Albert-Paul Granier, an officer in the French artillery, wrote poetry which bears comparison with that of any other Great War poet.
He was mobilised on August 3, 1914 and saw action from the start, mostly in the Verdun region. By the end of the year, he had seen what modern warfare was to be: entire villages razed by ‘steel squalls of gluttonous thrusting shells’; columns of desperate refugees, ‘some dropping where they trudge, dead meat already’; massive artillery battles with ‘whole armies fractured, hacked and killed’; comrades killed by friendly fire, horses dragging guns through belly-deep mud…
From 1917 he was an air observation officer, radioing to the gunners on the ground where to direct their fire.
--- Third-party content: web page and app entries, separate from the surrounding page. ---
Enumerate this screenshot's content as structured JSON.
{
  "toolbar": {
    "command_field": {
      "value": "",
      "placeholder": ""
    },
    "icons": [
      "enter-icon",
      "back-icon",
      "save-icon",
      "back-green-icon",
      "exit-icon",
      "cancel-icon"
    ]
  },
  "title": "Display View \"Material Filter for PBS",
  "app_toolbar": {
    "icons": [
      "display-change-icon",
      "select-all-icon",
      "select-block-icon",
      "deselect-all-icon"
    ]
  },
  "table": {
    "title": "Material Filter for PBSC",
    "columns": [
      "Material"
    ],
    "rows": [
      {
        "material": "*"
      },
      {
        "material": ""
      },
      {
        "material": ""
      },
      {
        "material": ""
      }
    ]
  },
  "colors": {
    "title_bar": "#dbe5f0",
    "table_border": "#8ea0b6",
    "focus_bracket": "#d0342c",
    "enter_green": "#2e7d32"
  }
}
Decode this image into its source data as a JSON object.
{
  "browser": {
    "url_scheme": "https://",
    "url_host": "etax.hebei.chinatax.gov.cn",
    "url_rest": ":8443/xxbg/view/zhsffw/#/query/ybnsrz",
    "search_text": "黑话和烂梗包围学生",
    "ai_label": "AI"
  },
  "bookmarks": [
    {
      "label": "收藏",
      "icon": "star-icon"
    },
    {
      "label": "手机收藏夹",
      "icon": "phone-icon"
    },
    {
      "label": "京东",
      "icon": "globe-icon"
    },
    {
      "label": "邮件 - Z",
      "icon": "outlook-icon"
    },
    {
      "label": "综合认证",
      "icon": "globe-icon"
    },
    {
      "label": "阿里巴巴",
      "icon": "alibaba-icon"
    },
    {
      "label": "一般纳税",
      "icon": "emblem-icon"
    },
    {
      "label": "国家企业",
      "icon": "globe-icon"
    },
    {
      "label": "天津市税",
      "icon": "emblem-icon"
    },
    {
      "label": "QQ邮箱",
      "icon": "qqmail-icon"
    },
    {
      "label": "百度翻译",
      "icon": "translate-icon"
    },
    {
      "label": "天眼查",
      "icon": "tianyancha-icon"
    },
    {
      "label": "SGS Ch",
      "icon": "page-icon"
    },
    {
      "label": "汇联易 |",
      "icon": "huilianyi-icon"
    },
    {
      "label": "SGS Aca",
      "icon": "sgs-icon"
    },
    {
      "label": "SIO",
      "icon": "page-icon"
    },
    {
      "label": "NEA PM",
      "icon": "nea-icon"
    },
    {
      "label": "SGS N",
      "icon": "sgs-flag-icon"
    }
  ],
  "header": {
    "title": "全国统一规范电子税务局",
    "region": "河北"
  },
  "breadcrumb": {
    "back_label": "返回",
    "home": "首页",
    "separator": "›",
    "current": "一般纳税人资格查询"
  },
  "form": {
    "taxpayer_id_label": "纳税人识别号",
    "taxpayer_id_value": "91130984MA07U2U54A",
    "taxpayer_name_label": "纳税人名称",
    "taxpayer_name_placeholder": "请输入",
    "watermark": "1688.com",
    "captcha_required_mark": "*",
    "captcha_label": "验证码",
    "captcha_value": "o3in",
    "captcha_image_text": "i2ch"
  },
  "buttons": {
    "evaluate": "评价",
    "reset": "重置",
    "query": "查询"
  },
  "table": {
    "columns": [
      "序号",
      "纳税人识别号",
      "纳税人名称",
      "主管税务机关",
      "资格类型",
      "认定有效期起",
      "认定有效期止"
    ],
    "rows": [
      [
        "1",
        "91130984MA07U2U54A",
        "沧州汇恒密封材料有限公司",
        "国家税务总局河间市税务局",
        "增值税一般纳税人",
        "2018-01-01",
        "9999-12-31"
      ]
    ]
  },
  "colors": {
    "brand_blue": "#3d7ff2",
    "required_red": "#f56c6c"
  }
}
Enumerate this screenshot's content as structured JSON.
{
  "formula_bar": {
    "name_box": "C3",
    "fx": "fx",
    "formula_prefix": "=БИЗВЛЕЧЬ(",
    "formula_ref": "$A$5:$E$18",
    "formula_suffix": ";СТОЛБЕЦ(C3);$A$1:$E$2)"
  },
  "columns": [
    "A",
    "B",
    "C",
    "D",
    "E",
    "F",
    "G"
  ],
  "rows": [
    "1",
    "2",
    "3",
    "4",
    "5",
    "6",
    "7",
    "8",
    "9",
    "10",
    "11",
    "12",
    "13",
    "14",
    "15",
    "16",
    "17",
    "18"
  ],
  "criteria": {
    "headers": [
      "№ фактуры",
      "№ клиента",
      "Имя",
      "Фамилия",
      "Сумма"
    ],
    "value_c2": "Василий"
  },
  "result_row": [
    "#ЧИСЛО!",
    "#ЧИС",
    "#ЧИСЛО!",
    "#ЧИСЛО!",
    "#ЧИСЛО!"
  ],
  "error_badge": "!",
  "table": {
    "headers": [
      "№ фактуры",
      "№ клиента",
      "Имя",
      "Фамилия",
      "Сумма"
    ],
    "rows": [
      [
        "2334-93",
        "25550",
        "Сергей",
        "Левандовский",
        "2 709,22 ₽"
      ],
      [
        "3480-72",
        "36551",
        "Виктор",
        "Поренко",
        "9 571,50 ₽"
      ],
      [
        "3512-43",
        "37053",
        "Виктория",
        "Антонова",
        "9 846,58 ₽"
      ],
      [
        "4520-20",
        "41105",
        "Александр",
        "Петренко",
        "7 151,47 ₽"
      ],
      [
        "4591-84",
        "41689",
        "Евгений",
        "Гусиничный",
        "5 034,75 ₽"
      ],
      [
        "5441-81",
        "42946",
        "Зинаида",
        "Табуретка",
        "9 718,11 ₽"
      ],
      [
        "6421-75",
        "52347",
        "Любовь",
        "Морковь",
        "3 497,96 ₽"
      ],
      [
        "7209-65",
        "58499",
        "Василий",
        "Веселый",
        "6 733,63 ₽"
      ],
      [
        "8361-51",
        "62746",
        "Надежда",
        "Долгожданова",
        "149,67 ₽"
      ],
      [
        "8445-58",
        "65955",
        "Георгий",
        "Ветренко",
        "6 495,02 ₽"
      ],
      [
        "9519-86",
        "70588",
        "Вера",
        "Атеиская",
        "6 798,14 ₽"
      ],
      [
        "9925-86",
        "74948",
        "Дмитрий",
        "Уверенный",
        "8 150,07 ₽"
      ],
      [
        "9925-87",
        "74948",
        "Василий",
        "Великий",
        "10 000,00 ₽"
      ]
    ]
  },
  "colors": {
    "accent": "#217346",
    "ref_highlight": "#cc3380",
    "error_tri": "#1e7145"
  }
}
In August 1917, his plane went down in flames; his body was never found.
Shortly before his death, he published a book of poems inspired by the war, “Les Coqs et les Vautours”.
Though praised in France at the time, the poems were lost for 90 years and have appeared for the first time in English this year: “Cockerels and Vultures” – translated by Ian Higgins, published by Saxon Books.